What you need to do
Which lines of the records below contain the word "placeholder"? Report each of them in full.
**** Material supplied
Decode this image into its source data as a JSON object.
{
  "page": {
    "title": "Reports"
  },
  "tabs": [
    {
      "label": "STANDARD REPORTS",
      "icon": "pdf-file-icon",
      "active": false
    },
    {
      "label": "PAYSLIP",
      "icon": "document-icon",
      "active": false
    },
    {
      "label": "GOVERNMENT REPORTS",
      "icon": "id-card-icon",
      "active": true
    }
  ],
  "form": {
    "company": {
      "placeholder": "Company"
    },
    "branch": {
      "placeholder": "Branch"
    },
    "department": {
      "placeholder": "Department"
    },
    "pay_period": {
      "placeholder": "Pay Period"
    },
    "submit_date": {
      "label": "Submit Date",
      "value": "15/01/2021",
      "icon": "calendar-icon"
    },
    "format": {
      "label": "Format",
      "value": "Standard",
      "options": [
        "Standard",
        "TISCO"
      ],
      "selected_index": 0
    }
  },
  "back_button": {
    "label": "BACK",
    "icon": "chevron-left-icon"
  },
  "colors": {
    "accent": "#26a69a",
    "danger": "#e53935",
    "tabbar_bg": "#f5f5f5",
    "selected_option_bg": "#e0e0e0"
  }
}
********
Written solution
      "placeholder": "Company"
      "placeholder": "Branch"
      "placeholder": "Department"
      "placeholder": "Pay Period"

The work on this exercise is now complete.